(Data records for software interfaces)
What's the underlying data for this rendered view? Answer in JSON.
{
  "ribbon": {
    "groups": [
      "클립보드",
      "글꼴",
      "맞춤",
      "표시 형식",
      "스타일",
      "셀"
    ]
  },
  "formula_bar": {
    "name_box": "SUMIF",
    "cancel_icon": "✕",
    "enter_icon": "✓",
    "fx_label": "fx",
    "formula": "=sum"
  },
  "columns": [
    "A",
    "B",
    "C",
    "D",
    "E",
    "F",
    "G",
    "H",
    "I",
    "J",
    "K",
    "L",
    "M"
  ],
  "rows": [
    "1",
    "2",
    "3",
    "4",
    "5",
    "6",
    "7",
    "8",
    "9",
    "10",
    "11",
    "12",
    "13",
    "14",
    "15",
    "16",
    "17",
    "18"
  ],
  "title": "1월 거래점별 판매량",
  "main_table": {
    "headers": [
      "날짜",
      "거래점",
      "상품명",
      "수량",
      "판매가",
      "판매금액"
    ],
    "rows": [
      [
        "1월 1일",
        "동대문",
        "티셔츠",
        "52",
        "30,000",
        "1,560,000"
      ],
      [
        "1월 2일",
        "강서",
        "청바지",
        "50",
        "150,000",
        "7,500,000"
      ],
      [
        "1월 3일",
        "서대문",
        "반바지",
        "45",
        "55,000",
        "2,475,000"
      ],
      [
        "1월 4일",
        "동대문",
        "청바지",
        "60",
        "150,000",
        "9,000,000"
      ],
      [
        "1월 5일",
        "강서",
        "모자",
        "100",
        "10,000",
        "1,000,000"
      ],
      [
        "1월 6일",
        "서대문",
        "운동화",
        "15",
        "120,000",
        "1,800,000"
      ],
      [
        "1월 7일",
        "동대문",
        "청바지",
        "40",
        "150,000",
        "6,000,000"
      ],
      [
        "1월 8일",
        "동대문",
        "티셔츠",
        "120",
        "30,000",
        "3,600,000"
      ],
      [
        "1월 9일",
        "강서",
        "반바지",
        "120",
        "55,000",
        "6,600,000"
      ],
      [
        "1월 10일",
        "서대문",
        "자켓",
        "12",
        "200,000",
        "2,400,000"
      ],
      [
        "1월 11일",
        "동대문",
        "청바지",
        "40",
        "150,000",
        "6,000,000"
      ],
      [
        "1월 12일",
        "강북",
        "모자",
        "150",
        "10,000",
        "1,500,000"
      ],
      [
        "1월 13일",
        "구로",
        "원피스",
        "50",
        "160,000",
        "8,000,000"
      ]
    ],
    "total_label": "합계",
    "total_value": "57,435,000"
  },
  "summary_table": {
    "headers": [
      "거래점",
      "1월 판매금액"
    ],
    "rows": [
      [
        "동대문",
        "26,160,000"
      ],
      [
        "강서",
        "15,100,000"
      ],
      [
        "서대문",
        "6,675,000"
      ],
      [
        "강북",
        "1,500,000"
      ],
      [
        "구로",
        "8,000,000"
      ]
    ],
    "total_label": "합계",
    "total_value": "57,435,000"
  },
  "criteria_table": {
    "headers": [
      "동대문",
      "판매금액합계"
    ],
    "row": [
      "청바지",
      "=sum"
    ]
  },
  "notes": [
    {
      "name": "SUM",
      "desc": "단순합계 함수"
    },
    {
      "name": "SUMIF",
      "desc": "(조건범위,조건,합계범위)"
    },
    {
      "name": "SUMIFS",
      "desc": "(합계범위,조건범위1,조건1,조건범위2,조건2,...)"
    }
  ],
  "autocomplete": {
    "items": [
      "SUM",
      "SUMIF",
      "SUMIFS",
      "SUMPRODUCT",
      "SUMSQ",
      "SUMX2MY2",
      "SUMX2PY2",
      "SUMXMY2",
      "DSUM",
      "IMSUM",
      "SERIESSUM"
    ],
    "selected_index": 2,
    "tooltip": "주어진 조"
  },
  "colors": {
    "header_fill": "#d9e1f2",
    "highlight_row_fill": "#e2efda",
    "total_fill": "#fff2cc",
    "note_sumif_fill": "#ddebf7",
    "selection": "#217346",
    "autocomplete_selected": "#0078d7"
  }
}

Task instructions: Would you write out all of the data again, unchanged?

Worked solution:
What's the underlying data for this rendered view? Answer in JSON.
{
  "ribbon": {
    "groups": [
      "클립보드",
      "글꼴",
      "맞춤",
      "표시 형식",
      "스타일",
      "셀"
    ]
  },
  "formula_bar": {
    "name_box": "SUMIF",
    "cancel_icon": "✕",
    "enter_icon": "✓",
    "fx_label": "fx",
    "formula": "=sum"
  },
  "columns": [
    "A",
    "B",
    "C",
    "D",
    "E",
    "F",
    "G",
    "H",
    "I",
    "J",
    "K",
    "L",
    "M"
  ],
  "rows": [
    "1",
    "2",
    "3",
    "4",
    "5",
    "6",
    "7",
    "8",
    "9",
    "10",
    "11",
    "12",
    "13",
    "14",
    "15",
    "16",
    "17",
    "18"
  ],
  "title": "1월 거래점별 판매량",
  "main_table": {
    "headers": [
      "날짜",
      "거래점",
      "상품명",
      "수량",
      "판매가",
      "판매금액"
    ],
    "rows": [
      [
        "1월 1일",
        "동대문",
        "티셔츠",
        "52",
        "30,000",
        "1,560,000"
      ],
      [
        "1월 2일",
        "강서",
        "청바지",
        "50",
        "150,000",
        "7,500,000"
      ],
      [
        "1월 3일",
        "서대문",
        "반바지",
        "45",
        "55,000",
        "2,475,000"
      ],
      [
        "1월 4일",
        "동대문",
        "청바지",
        "60",
        "150,000",
        "9,000,000"
      ],
      [
        "1월 5일",
        "강서",
        "모자",
        "100",
        "10,000",
        "1,000,000"
      ],
      [
        "1월 6일",
        "서대문",
        "운동화",
        "15",
        "120,000",
        "1,800,000"
      ],
      [
        "1월 7일",
        "동대문",
        "청바지",
        "40",
        "150,000",
        "6,000,000"
      ],
      [
        "1월 8일",
        "동대문",
        "티셔츠",
        "120",
        "30,000",
        "3,600,000"
      ],
      [
        "1월 9일",
        "강서",
        "반바지",
        "120",
        "55,000",
        "6,600,000"
      ],
      [
        "1월 10일",
        "서대문",
        "자켓",
        "12",
        "200,000",
        "2,400,000"
      ],
      [
        "1월 11일",
        "동대문",
        "청바지",
        "40",
        "150,000",
        "6,000,000"
      ],
      [
        "1월 12일",
        "강북",
        "모자",
        "150",
        "10,000",
        "1,500,000"
      ],
      [
        "1월 13일",
        "구로",
        "원피스",
        "50",
        "160,000",
        "8,000,000"
      ]
    ],
    "total_label": "합계",
    "total_value": "57,435,000"
  },
  "summary_table": {
    "headers": [
      "거래점",
      "1월 판매금액"
    ],
    "rows": [
      [
        "동대문",
        "26,160,000"
      ],
      [
        "강서",
        "15,100,000"
      ],
      [
        "서대문",
        "6,675,000"
      ],
      [
        "강북",
        "1,500,000"
      ],
      [
        "구로",
        "8,000,000"
      ]
    ],
    "total_label": "합계",
    "total_value": "57,435,000"
  },
  "criteria_table": {
    "headers": [
      "동대문",
      "판매금액합계"
    ],
    "row": [
      "청바지",
      "=sum"
    ]
  },
  "notes": [
    {
      "name": "SUM",
      "desc": "단순합계 함수"
    },
    {
      "name": "SUMIF",
      "desc": "(조건범위,조건,합계범위)"
    },
    {
      "name": "SUMIFS",
      "desc": "(합계범위,조건범위1,조건1,조건범위2,조건2,...)"
    }
  ],
  "autocomplete": {
    "items": [
      "SUM",
      "SUMIF",
      "SUMIFS",
      "SUMPRODUCT",
      "SUMSQ",
      "SUMX2MY2",
      "SUMX2PY2",
      "SUMXMY2",
      "DSUM",
      "IMSUM",
      "SERIESSUM"
    ],
    "selected_index": 2,
    "tooltip": "주어진 조"
  },
  "colors": {
    "header_fill": "#d9e1f2",
    "highlight_row_fill": "#e2efda",
    "total_fill": "#fff2cc",
    "note_sumif_fill": "#ddebf7",
    "selection": "#217346",
    "autocomplete_selected": "#0078d7"
  }
}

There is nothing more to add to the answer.